5 Examination of these failure points and relationships through top-down Fault Tree Analysis provides a system level view of potential loss of functionality. In addition, block diagramming facilitates component level failure mode analysis of system RELIABILITY using a Failure Mode and Effect Criticality Analysis or Failure Mode and Effect Analysis approach. Early in the DESIGN processes, Highly Accelerated Life Testing (HALT) is utilized to expose early prototypes and existing components to the full range of expected operating conditions, within a controlled environment.
6 Any deficiencies identified during HALT testing are inspected using a Physics of Failure (PoF) approach or are addressed directly in the refinement of the conceptual DESIGN . At this phase, PoF Computer Aided DESIGN (CAD) practices including 1. dynamic modeling and simulation, finite element stress and heat transfer analysis, and component fatigue analysis toolsets are utilized to predict failure mechanisms and conduct RELIABILITY assessments on the proposed DESIGN and any subsequent DESIGN revisions.
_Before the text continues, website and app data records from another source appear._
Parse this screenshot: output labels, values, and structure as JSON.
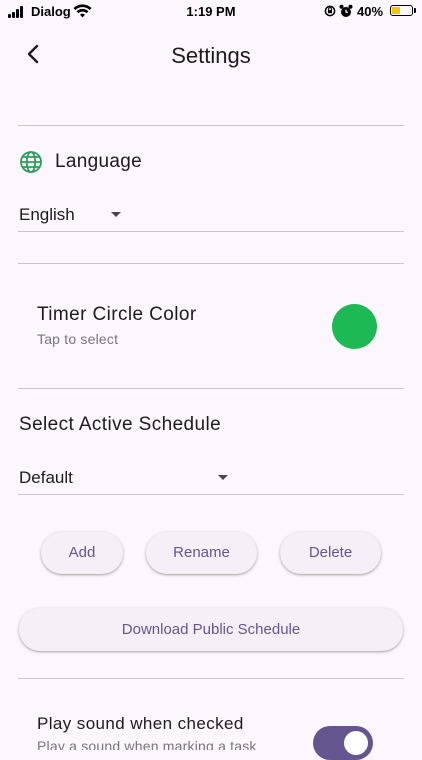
{
  "status_bar": {
    "carrier": "Dialog",
    "time": "1:19 PM",
    "battery_percent": "40%",
    "battery_level": 0.4,
    "icons": [
      "signal-icon",
      "wifi-icon",
      "orientation-lock-icon",
      "alarm-icon",
      "battery-icon"
    ]
  },
  "app_bar": {
    "title": "Settings",
    "back_icon": "back-arrow-icon"
  },
  "language": {
    "icon": "globe-icon",
    "icon_color": "#2e9d5b",
    "title": "Language",
    "selected": "English"
  },
  "timer_color": {
    "title": "Timer Circle Color",
    "subtitle": "Tap to select",
    "selected_color": "#1db954"
  },
  "schedule": {
    "title": "Select Active Schedule",
    "selected": "Default",
    "buttons": {
      "add": "Add",
      "rename": "Rename",
      "delete": "Delete",
      "download": "Download Public Schedule"
    }
  },
  "sound": {
    "title": "Play sound when checked",
    "subtitle": "Play a sound when marking a task",
    "enabled": true
  },
  "colors": {
    "background": "#fcf7fd",
    "accent": "#65558f",
    "divider": "#cac4d0"
  }
}
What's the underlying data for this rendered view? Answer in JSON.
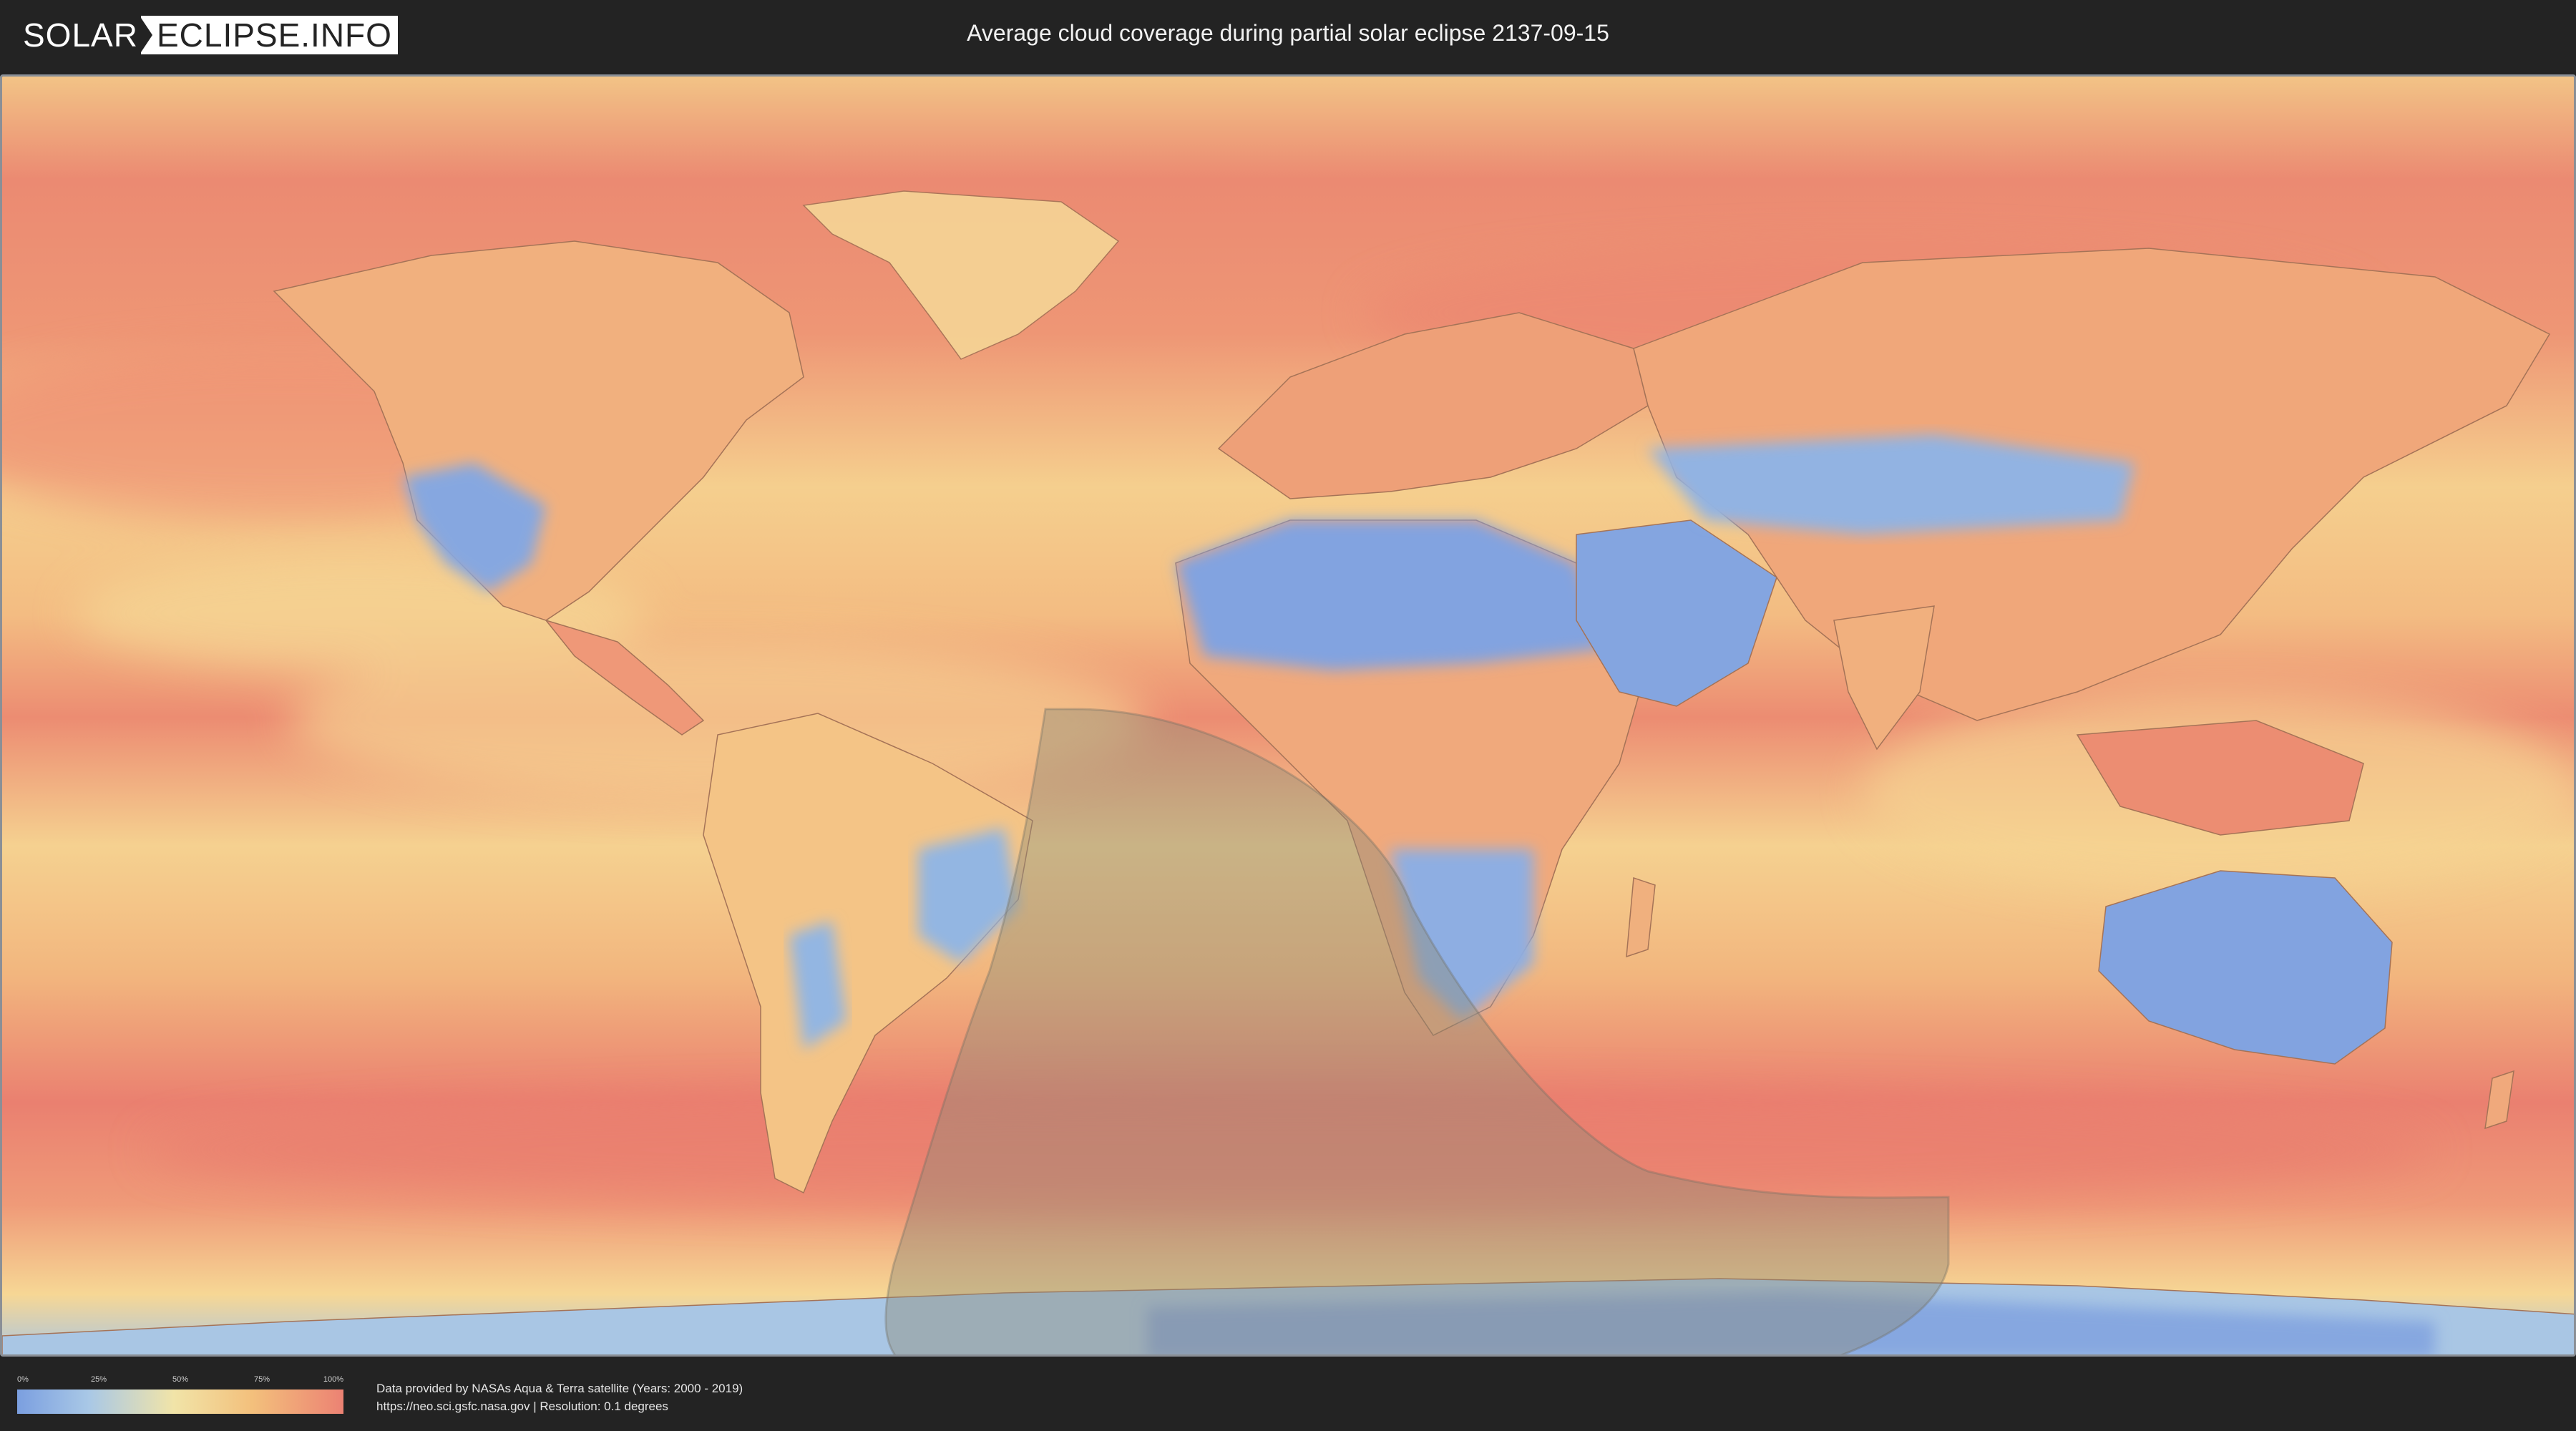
{
  "header": {
    "logo_left": "SOLAR",
    "logo_right": "ECLIPSE.INFO",
    "title": "Average cloud coverage during partial solar eclipse 2137-09-15"
  },
  "legend": {
    "ticks": [
      "0%",
      "25%",
      "50%",
      "75%",
      "100%"
    ],
    "colors": [
      "#7b9fe0",
      "#a9c8e6",
      "#f1e4a8",
      "#f3c07c",
      "#ec8273"
    ]
  },
  "credits": {
    "line1": "Data provided by NASAs Aqua & Terra satellite (Years: 2000 - 2019)",
    "line2": "https://neo.sci.gsfc.nasa.gov | Resolution: 0.1 degrees"
  },
  "map": {
    "eclipse_zone_color": "#8c8a78",
    "ocean_base_color": "#f0a06a"
  }
}
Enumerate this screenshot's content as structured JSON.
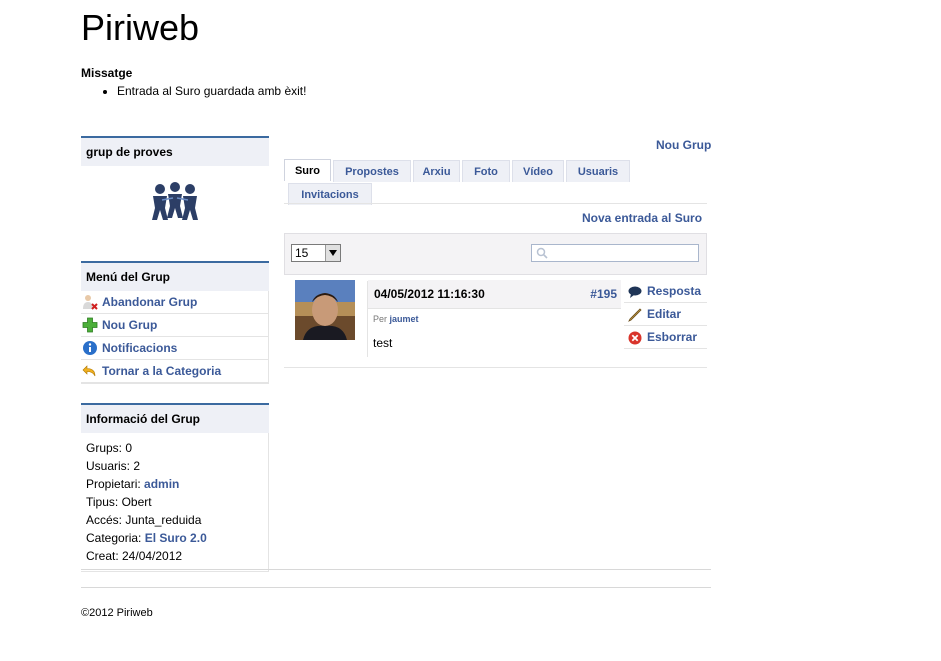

As the iterative DESIGN process progresses, early prototype quality testing is employed to validate DESIGN changes and assumptions as well as the results derived from HALT and PoF analysis.
7 Using the iterative DFR process provides benefits in reduction of early-on physical testing and traditional test-fix-test cycles, while ensuring that the RELIABILITY level of the Preliminary DESIGN Review (PDR) DESIGN candidate is equal to or exceeds the minimum level identified by RELIABILITY growth modeling. Estimation of the DESIGN candidate s initial RELIABILITY can be done through a combination of modeling and simulation along with lower level testing. Milestone B. requirements are typically met at this point, and the DESIGN process moves to the complete system prototype phase.
8 Post Milestone B, complete system prototypes experience exhaustive testing to capture both hardware and software RELIABILITY metrics. RELIABILITY growth testing is conducted in parallel with HALT, Accelerated Life Testing, and Environmental Testing to provide engineering confirmation and feedback data for mathematical modeling. Information captured from previous PoF and HALT analysis is leveraged during test to ensure that any areas of concern are properly instrumented and tracked. Training strategies are also investigated for comprehension and effectiveness.
9 Corrective actions are identified to mitigate the RELIABILITY deficiencies that arise during the test phase. These actions are typically addressed via engineering redesign of mechanical components, software recoding, or adjustments to training practices. In the case of engineering redesign, PoF mechanisms assist in root cause analysis and provide insight for prototype DESIGN revision. The PoF toolset is the same as that utilized pre-Milestone B and application again aids in the reduction of test-fix-test cycling.
10 Accelerated tests can also be used at this point to quickly verify corrective actions. The subsequent reduction in time between failure and robust redesign is a large benefit of the enhanced iterative DESIGN process. As DESIGN testing proceeds and interim RELIABILITY goals are demonstrated though test results, the prototype DESIGN moves towards Low Rate Initial Production (LRIP) level maturity. As LRIP begins, Highly Accelerated Stress Screening (HASS) is implemented to ensure production line RELIABILITY . LRIP assets enter Operational Test and Evaluation (OT&E) for verification that final designs meet operational RELIABILITY requirements.